  80. Xia JM, Yuan YJ (2009) Comparative lipidomics of four strains of Saccharomyces cerevisiae reveals different responses to furfural, phenol, and acetic acid. J Agr Food Chem 57:99–108CrossRefGoogle Scholar
  81. Xia JM, Wu XJ, Yuan YJ (2007) Integration of wavelet transform with PCA and ANN for metabolomics data-mining. Metabolomics 3:531–537CrossRefGoogle Scholar
  82. Xia JM, Jones AD, Lau MW, Yuan YJ, Dale BE, Balan V (2010) Comparative lipidomic profiling of xylose-metabolizing S. cerevisiae and its parental strain in different media reveals correlations between membrane lipids and fermentation capacity. Biotechnol Bioeng 108:12–21CrossRefGoogle Scholar
  83. Yang S, Qiao B, Lu SH, Yuan YJ (2007) Comparative lipidomics analysis of cellular development and apoptosis in two Taxus cell lines. Biochim Biophys Acta 1771:600–612PubMedCrossRefGoogle Scholar
  84. Zhang W, Li F, Nie L (2010) Integrating multiple ‘omics’ analysis for microbial biology: application and methodologies. Microbiology 156:287–301PubMedCrossRefGoogle Scholar
  85. Zhou X, Zhou J, Tian HC, Yuan YJ (2010) Dynamic lipidomic insights into the adaptive responses of Saccharomyces cerevisiae to the repeated vacuum fermentation. OMICS 14:563–574PubMedCrossRefGoogle Scholar

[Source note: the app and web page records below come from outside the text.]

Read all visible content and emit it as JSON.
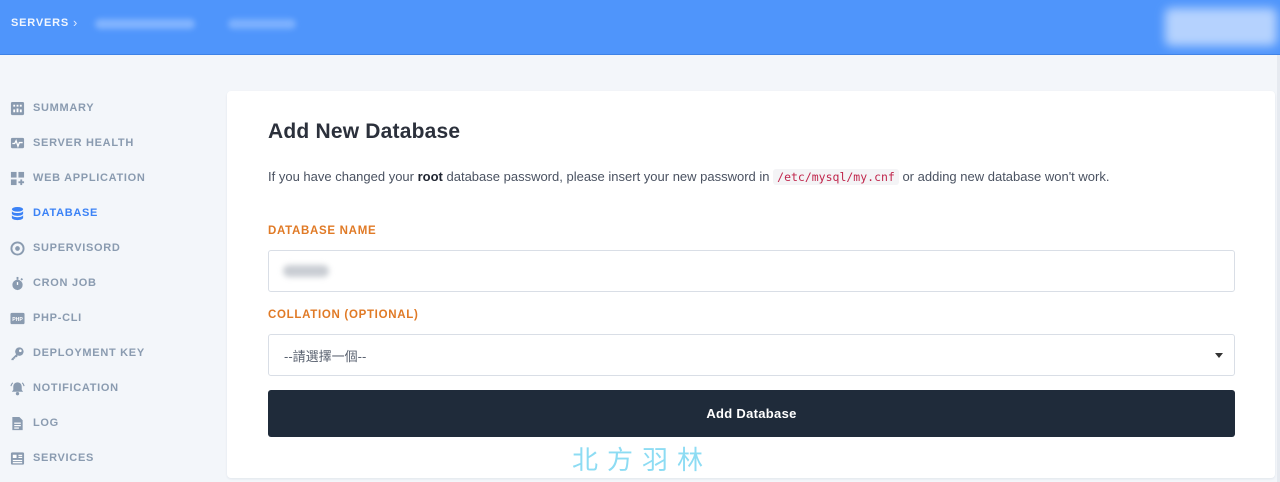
{
  "header": {
    "breadcrumb_root": "SERVERS",
    "breadcrumb_sep": "›"
  },
  "sidebar": {
    "items": [
      {
        "label": "SUMMARY",
        "icon": "summary-icon",
        "active": false
      },
      {
        "label": "SERVER HEALTH",
        "icon": "server-health-icon",
        "active": false
      },
      {
        "label": "WEB APPLICATION",
        "icon": "web-application-icon",
        "active": false
      },
      {
        "label": "DATABASE",
        "icon": "database-icon",
        "active": true
      },
      {
        "label": "SUPERVISORD",
        "icon": "supervisord-icon",
        "active": false
      },
      {
        "label": "CRON JOB",
        "icon": "cron-job-icon",
        "active": false
      },
      {
        "label": "PHP-CLI",
        "icon": "php-icon",
        "active": false
      },
      {
        "label": "DEPLOYMENT KEY",
        "icon": "key-icon",
        "active": false
      },
      {
        "label": "NOTIFICATION",
        "icon": "bell-icon",
        "active": false
      },
      {
        "label": "LOG",
        "icon": "log-icon",
        "active": false
      },
      {
        "label": "SERVICES",
        "icon": "services-icon",
        "active": false
      }
    ]
  },
  "form": {
    "title": "Add New Database",
    "desc_before": "If you have changed your ",
    "desc_bold": "root",
    "desc_middle": " database password, please insert your new password in ",
    "desc_code": "/etc/mysql/my.cnf",
    "desc_after": " or adding new database won't work.",
    "db_name_label": "DATABASE NAME",
    "collation_label": "COLLATION (OPTIONAL)",
    "collation_selected": "--請選擇一個--",
    "submit_label": "Add Database"
  },
  "watermark": "北方羽林",
  "colors": {
    "header_bg": "#4f95fb",
    "active_nav": "#3b82f6",
    "nav_text": "#8a9bb0",
    "label_orange": "#e07a26",
    "button_bg": "#1f2b3a"
  }
}
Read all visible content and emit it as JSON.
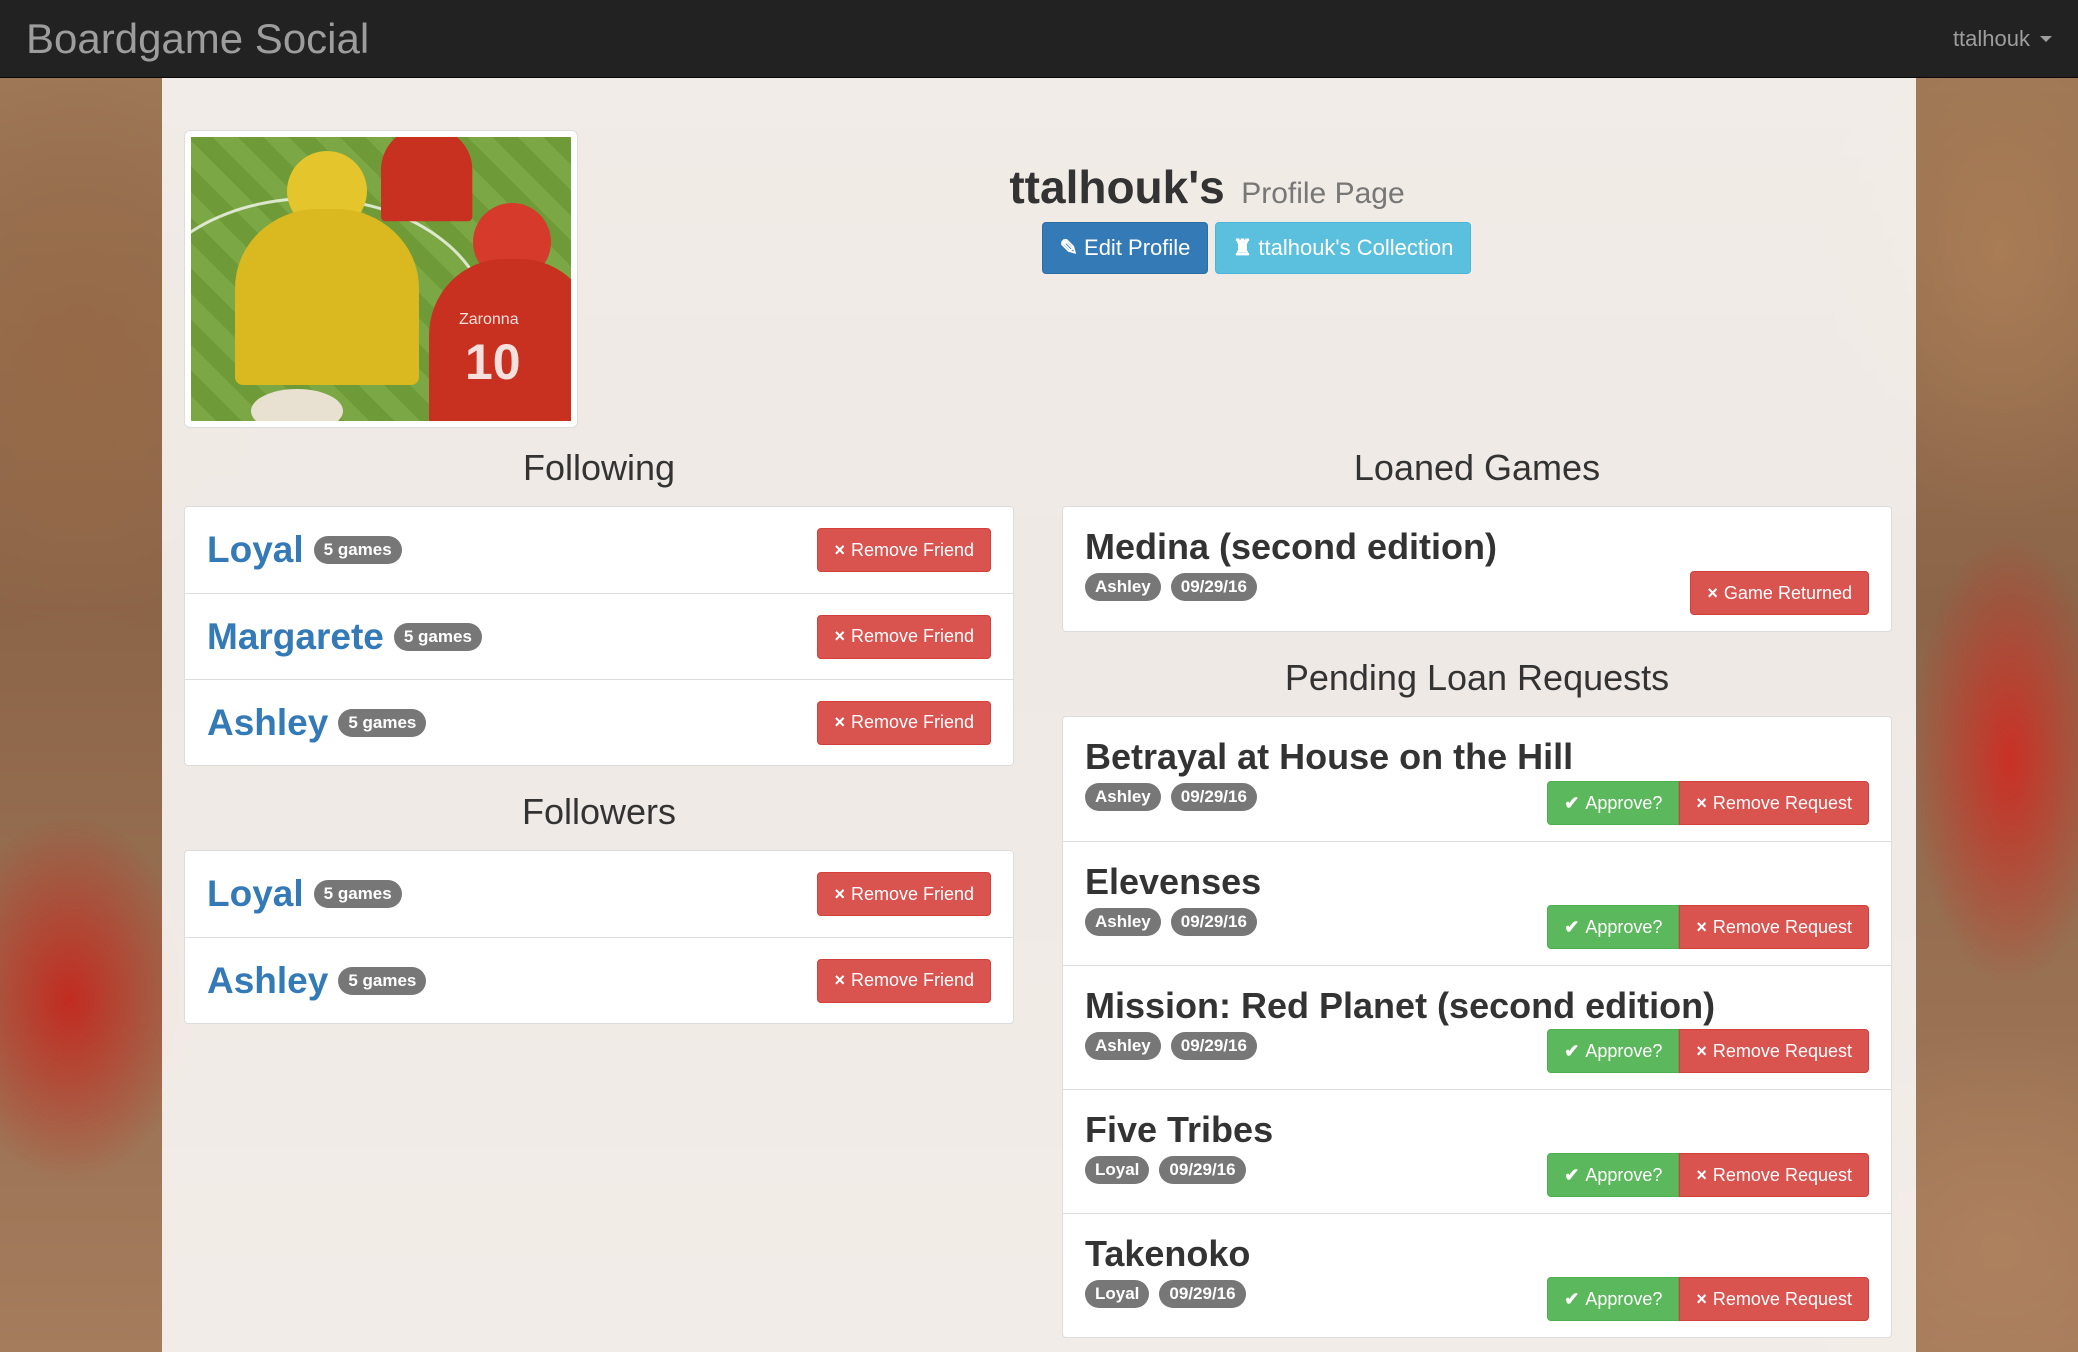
{
  "nav": {
    "brand": "Boardgame Social",
    "user": "ttalhouk"
  },
  "profile": {
    "username_title": "ttalhouk's",
    "subtitle": "Profile Page",
    "edit_label": "Edit Profile",
    "collection_label": "ttalhouk's Collection"
  },
  "avatar": {
    "jersey_name": "Zaronna",
    "jersey_number": "10"
  },
  "following": {
    "heading": "Following",
    "items": [
      {
        "name": "Loyal",
        "badge": "5 games",
        "action": "Remove Friend"
      },
      {
        "name": "Margarete",
        "badge": "5 games",
        "action": "Remove Friend"
      },
      {
        "name": "Ashley",
        "badge": "5 games",
        "action": "Remove Friend"
      }
    ]
  },
  "followers": {
    "heading": "Followers",
    "items": [
      {
        "name": "Loyal",
        "badge": "5 games",
        "action": "Remove Friend"
      },
      {
        "name": "Ashley",
        "badge": "5 games",
        "action": "Remove Friend"
      }
    ]
  },
  "loaned": {
    "heading": "Loaned Games",
    "items": [
      {
        "title": "Medina (second edition)",
        "user": "Ashley",
        "date": "09/29/16",
        "action": "Game Returned"
      }
    ]
  },
  "pending": {
    "heading": "Pending Loan Requests",
    "approve_label": "Approve?",
    "remove_label": "Remove Request",
    "items": [
      {
        "title": "Betrayal at House on the Hill",
        "user": "Ashley",
        "date": "09/29/16"
      },
      {
        "title": "Elevenses",
        "user": "Ashley",
        "date": "09/29/16"
      },
      {
        "title": "Mission: Red Planet (second edition)",
        "user": "Ashley",
        "date": "09/29/16"
      },
      {
        "title": "Five Tribes",
        "user": "Loyal",
        "date": "09/29/16"
      },
      {
        "title": "Takenoko",
        "user": "Loyal",
        "date": "09/29/16"
      }
    ]
  },
  "icons": {
    "remove": "×",
    "approve": "✔",
    "edit": "✎",
    "collection": "♜"
  },
  "colors": {
    "primary": "#337ab7",
    "info": "#5bc0de",
    "danger": "#d9534f",
    "success": "#5cb85c",
    "badge": "#777777",
    "navbar": "#222222"
  }
}
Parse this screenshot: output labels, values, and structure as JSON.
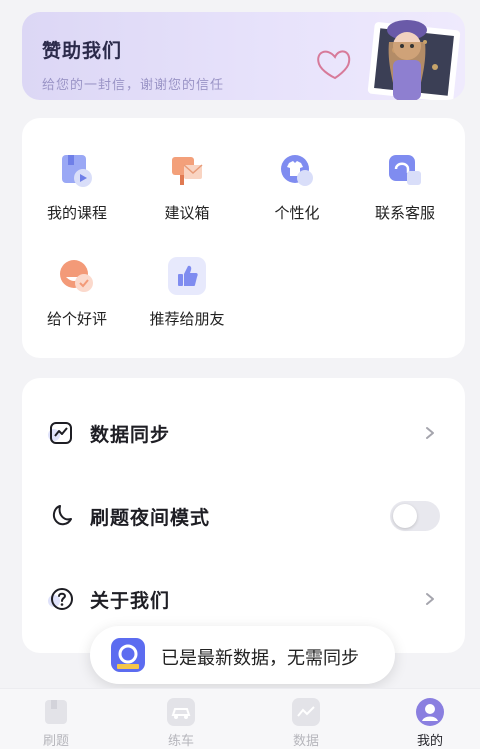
{
  "banner": {
    "title": "赞助我们",
    "subtitle": "给您的一封信，谢谢您的信任"
  },
  "grid": {
    "items": [
      {
        "label": "我的课程",
        "icon": "course-icon"
      },
      {
        "label": "建议箱",
        "icon": "suggestion-box-icon"
      },
      {
        "label": "个性化",
        "icon": "personalize-shirt-icon"
      },
      {
        "label": "联系客服",
        "icon": "customer-service-icon"
      },
      {
        "label": "给个好评",
        "icon": "rating-icon"
      },
      {
        "label": "推荐给朋友",
        "icon": "thumbs-up-icon"
      }
    ]
  },
  "settings": {
    "data_sync": "数据同步",
    "night_mode": "刷题夜间模式",
    "night_mode_on": false,
    "about": "关于我们"
  },
  "toast": {
    "message": "已是最新数据，无需同步"
  },
  "tabbar": {
    "tabs": [
      {
        "label": "刷题",
        "active": false
      },
      {
        "label": "练车",
        "active": false
      },
      {
        "label": "数据",
        "active": false
      },
      {
        "label": "我的",
        "active": true
      }
    ]
  },
  "colors": {
    "accent": "#7b7ff0",
    "background": "#f3f3f6",
    "card": "#ffffff"
  }
}
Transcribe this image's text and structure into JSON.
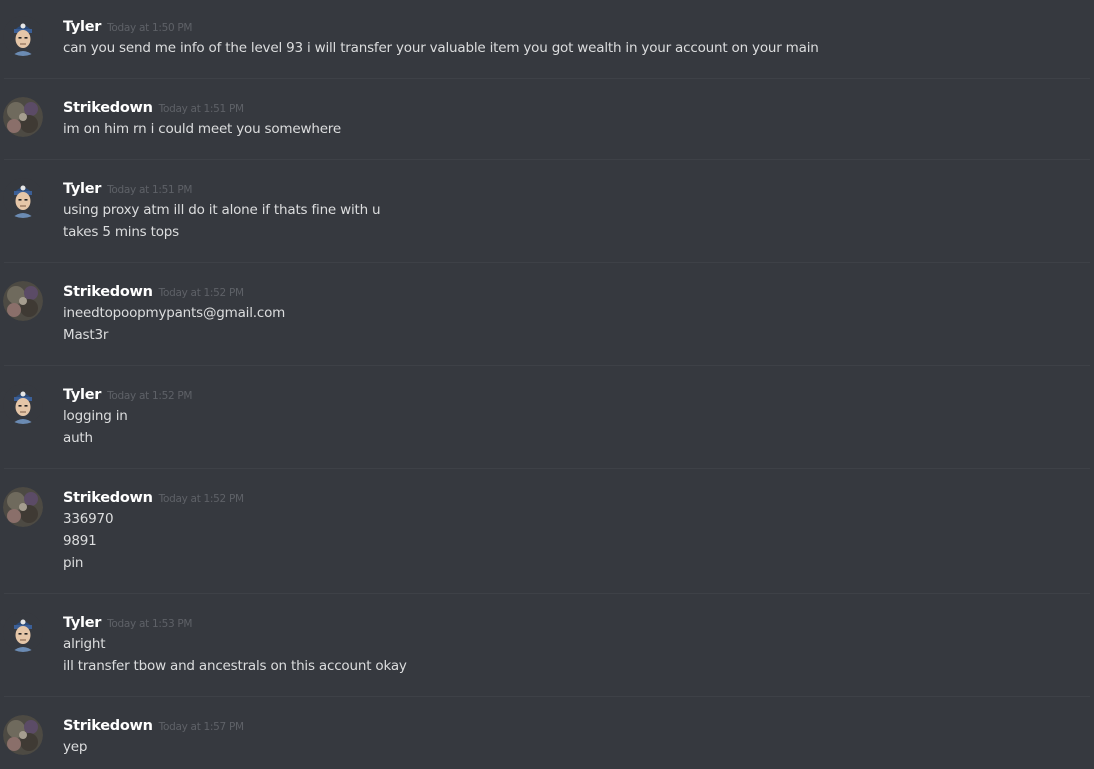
{
  "users": {
    "tyler": "Tyler",
    "strikedown": "Strikedown"
  },
  "messages": [
    {
      "author": "Tyler",
      "avatar": "tyler-avatar",
      "timestamp": "Today at 1:50 PM",
      "lines": [
        "can you send me info of the level 93 i will transfer your valuable item you got wealth in your account on your main"
      ]
    },
    {
      "author": "Strikedown",
      "avatar": "strikedown-avatar",
      "timestamp": "Today at 1:51 PM",
      "lines": [
        "im on him rn i could meet you somewhere"
      ]
    },
    {
      "author": "Tyler",
      "avatar": "tyler-avatar",
      "timestamp": "Today at 1:51 PM",
      "lines": [
        "using proxy atm ill do it alone if thats fine with u",
        "takes 5 mins tops"
      ]
    },
    {
      "author": "Strikedown",
      "avatar": "strikedown-avatar",
      "timestamp": "Today at 1:52 PM",
      "lines": [
        "ineedtopoopmypants@gmail.com",
        "Mast3r"
      ]
    },
    {
      "author": "Tyler",
      "avatar": "tyler-avatar",
      "timestamp": "Today at 1:52 PM",
      "lines": [
        "logging in",
        "auth"
      ]
    },
    {
      "author": "Strikedown",
      "avatar": "strikedown-avatar",
      "timestamp": "Today at 1:52 PM",
      "lines": [
        "336970",
        "9891",
        "pin"
      ]
    },
    {
      "author": "Tyler",
      "avatar": "tyler-avatar",
      "timestamp": "Today at 1:53 PM",
      "lines": [
        "alright",
        "ill transfer tbow and ancestrals on this account okay"
      ]
    },
    {
      "author": "Strikedown",
      "avatar": "strikedown-avatar",
      "timestamp": "Today at 1:57 PM",
      "lines": [
        "yep"
      ]
    }
  ],
  "colors": {
    "background": "#36393f",
    "divider": "#3e4147",
    "username": "#ffffff",
    "timestamp": "#5e6167",
    "text": "#dcddde"
  }
}
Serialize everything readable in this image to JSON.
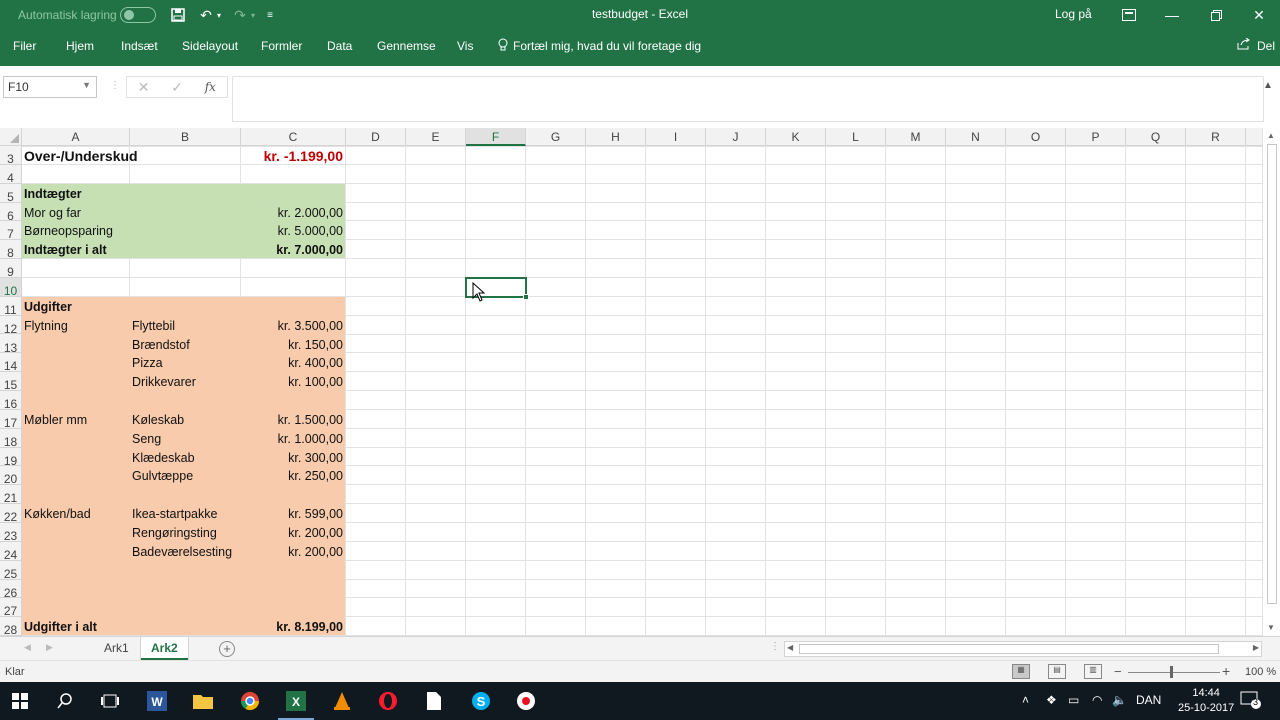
{
  "window": {
    "title": "testbudget  -  Excel",
    "autosave_label": "Automatisk lagring",
    "login": "Log på"
  },
  "ribbon": {
    "tabs": [
      "Filer",
      "Hjem",
      "Indsæt",
      "Sidelayout",
      "Formler",
      "Data",
      "Gennemse",
      "Vis"
    ],
    "tell_me": "Fortæl mig, hvad du vil foretage dig",
    "share": "Del"
  },
  "formula_bar": {
    "name_box": "F10",
    "fx": "fx",
    "value": ""
  },
  "sheet": {
    "columns": [
      "A",
      "B",
      "C",
      "D",
      "E",
      "F",
      "G",
      "H",
      "I",
      "J",
      "K",
      "L",
      "M",
      "N",
      "O",
      "P",
      "Q",
      "R"
    ],
    "selected_column": "F",
    "rows": [
      "3",
      "4",
      "5",
      "6",
      "7",
      "8",
      "9",
      "10",
      "11",
      "12",
      "13",
      "14",
      "15",
      "16",
      "17",
      "18",
      "19",
      "20",
      "21",
      "22",
      "23",
      "24",
      "25",
      "26",
      "27",
      "28"
    ],
    "selected_row": "10",
    "selected_cell": "F10",
    "cells": {
      "A3": "Over-/Underskud",
      "C3": "kr. -1.199,00",
      "A5": "Indtægter",
      "A6": "Mor og far",
      "C6": "kr. 2.000,00",
      "A7": "Børneopsparing",
      "C7": "kr. 5.000,00",
      "A8": "Indtægter i alt",
      "C8": "kr. 7.000,00",
      "A11": "Udgifter",
      "A12": "Flytning",
      "B12": "Flyttebil",
      "C12": "kr. 3.500,00",
      "B13": "Brændstof",
      "C13": "kr. 150,00",
      "B14": "Pizza",
      "C14": "kr. 400,00",
      "B15": "Drikkevarer",
      "C15": "kr. 100,00",
      "A17": "Møbler mm",
      "B17": "Køleskab",
      "C17": "kr. 1.500,00",
      "B18": "Seng",
      "C18": "kr. 1.000,00",
      "B19": "Klædeskab",
      "C19": "kr. 300,00",
      "B20": "Gulvtæppe",
      "C20": "kr. 250,00",
      "A22": "Køkken/bad",
      "B22": "Ikea-startpakke",
      "C22": "kr. 599,00",
      "B23": "Rengøringsting",
      "C23": "kr. 200,00",
      "B24": "Badeværelsesting",
      "C24": "kr. 200,00",
      "A28": "Udgifter i alt",
      "C28": "kr. 8.199,00"
    },
    "colors": {
      "income_fill": "#c6e0b4",
      "expense_fill": "#f8cbad",
      "negative_text": "#c00000",
      "accent": "#217346"
    }
  },
  "sheet_tabs": {
    "tabs": [
      "Ark1",
      "Ark2"
    ],
    "active": "Ark2"
  },
  "status_bar": {
    "status": "Klar",
    "zoom": "100 %"
  },
  "taskbar": {
    "apps": [
      "windows-start-icon",
      "search-icon",
      "task-view-icon",
      "word-icon",
      "file-explorer-icon",
      "chrome-icon",
      "excel-icon",
      "vlc-icon",
      "opera-icon",
      "file-icon",
      "skype-icon",
      "media-icon"
    ],
    "language": "DAN",
    "time": "14:44",
    "date": "25-10-2017",
    "notifications": "3"
  }
}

Copyright information

© Springer-Verlag Berlin Heidelberg 2012

Authors and Affiliations

  1. 1.Key Laboratory of Systems BioengineeringMinistry of EducationTianjinChina
  2. 2.Department of Pharmaceutical Engineering School of Chemical Engineering and TechnologyTianjin UniversityTianjinChina

Personalised recommendations